Return, from the material below, each line in which "внешность" occurs.
#### Source data ####
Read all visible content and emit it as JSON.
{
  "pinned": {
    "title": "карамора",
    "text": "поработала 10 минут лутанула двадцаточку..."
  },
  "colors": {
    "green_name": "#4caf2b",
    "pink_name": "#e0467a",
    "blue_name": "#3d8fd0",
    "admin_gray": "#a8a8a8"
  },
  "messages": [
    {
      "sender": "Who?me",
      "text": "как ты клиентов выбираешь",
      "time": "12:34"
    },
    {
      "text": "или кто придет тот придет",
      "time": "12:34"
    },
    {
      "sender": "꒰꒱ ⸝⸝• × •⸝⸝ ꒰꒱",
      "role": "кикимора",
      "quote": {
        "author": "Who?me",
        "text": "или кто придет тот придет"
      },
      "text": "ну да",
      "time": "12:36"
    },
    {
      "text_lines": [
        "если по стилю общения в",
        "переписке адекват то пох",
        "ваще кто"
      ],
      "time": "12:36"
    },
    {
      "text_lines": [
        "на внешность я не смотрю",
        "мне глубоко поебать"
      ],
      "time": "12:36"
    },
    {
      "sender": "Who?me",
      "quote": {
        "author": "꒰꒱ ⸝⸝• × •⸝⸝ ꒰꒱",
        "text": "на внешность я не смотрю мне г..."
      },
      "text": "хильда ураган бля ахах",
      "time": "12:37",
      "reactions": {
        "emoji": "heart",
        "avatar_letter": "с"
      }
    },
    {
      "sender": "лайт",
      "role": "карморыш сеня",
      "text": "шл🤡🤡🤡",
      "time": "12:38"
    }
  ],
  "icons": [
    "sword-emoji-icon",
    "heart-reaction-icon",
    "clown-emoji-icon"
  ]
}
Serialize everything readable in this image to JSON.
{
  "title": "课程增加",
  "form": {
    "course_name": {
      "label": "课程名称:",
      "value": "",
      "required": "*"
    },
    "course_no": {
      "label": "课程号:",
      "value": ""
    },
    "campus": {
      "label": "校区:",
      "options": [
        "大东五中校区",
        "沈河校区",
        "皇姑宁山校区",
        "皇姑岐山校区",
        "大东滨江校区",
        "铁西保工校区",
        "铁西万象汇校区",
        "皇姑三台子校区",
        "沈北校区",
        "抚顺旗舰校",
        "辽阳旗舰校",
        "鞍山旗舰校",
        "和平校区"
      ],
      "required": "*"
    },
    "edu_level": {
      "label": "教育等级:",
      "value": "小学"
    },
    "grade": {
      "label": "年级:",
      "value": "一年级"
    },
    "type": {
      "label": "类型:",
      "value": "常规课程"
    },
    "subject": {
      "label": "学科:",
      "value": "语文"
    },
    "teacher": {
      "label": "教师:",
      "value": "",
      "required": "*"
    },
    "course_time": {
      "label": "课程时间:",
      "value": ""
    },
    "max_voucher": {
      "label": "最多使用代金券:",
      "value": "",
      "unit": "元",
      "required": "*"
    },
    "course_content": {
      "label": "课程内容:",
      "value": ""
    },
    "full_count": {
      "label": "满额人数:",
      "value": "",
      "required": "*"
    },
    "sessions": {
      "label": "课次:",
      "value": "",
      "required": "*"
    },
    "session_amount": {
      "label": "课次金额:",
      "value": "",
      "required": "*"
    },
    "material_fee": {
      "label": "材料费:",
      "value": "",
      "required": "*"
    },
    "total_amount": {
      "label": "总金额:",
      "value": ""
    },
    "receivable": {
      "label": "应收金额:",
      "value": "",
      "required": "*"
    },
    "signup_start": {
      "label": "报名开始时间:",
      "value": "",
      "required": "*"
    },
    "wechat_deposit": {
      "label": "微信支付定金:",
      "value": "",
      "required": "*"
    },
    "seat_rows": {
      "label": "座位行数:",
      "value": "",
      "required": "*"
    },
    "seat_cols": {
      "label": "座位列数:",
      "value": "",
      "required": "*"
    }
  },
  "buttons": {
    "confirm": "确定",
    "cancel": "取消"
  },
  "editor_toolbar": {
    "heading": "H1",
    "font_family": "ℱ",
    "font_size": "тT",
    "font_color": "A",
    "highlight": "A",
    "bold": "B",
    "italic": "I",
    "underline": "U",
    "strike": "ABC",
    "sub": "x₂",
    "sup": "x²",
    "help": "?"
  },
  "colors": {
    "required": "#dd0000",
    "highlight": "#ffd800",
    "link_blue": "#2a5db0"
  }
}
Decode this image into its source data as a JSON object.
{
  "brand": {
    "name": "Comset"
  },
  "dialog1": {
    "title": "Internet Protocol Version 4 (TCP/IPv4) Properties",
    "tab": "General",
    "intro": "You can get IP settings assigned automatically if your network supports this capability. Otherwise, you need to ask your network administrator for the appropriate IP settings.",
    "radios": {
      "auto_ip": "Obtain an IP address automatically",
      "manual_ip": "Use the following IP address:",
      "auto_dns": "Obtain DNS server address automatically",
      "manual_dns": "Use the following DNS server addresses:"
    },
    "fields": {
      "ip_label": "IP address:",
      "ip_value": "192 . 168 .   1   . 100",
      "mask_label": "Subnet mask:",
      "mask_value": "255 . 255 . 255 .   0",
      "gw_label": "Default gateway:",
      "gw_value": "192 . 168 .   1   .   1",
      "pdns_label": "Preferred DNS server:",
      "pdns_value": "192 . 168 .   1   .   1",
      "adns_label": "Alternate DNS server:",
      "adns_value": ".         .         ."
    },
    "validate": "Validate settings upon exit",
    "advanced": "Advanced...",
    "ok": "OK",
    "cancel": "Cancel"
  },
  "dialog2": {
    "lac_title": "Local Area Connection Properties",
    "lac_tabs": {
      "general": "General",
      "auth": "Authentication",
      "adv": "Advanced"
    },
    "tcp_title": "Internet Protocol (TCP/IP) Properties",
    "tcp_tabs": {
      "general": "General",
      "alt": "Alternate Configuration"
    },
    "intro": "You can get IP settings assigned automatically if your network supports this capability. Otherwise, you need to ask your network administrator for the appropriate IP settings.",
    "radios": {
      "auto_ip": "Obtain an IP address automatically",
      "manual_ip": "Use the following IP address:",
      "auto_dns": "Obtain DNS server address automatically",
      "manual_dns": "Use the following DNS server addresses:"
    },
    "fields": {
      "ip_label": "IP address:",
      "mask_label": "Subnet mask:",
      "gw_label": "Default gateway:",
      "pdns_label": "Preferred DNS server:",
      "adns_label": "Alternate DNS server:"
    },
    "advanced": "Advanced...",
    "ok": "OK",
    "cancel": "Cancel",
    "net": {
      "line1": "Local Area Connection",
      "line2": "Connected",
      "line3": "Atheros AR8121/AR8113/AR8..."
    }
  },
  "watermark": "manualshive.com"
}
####
:: Exercise response ::
        "на внешность я не смотрю",
        "text": "на внешность я не смотрю мне г..."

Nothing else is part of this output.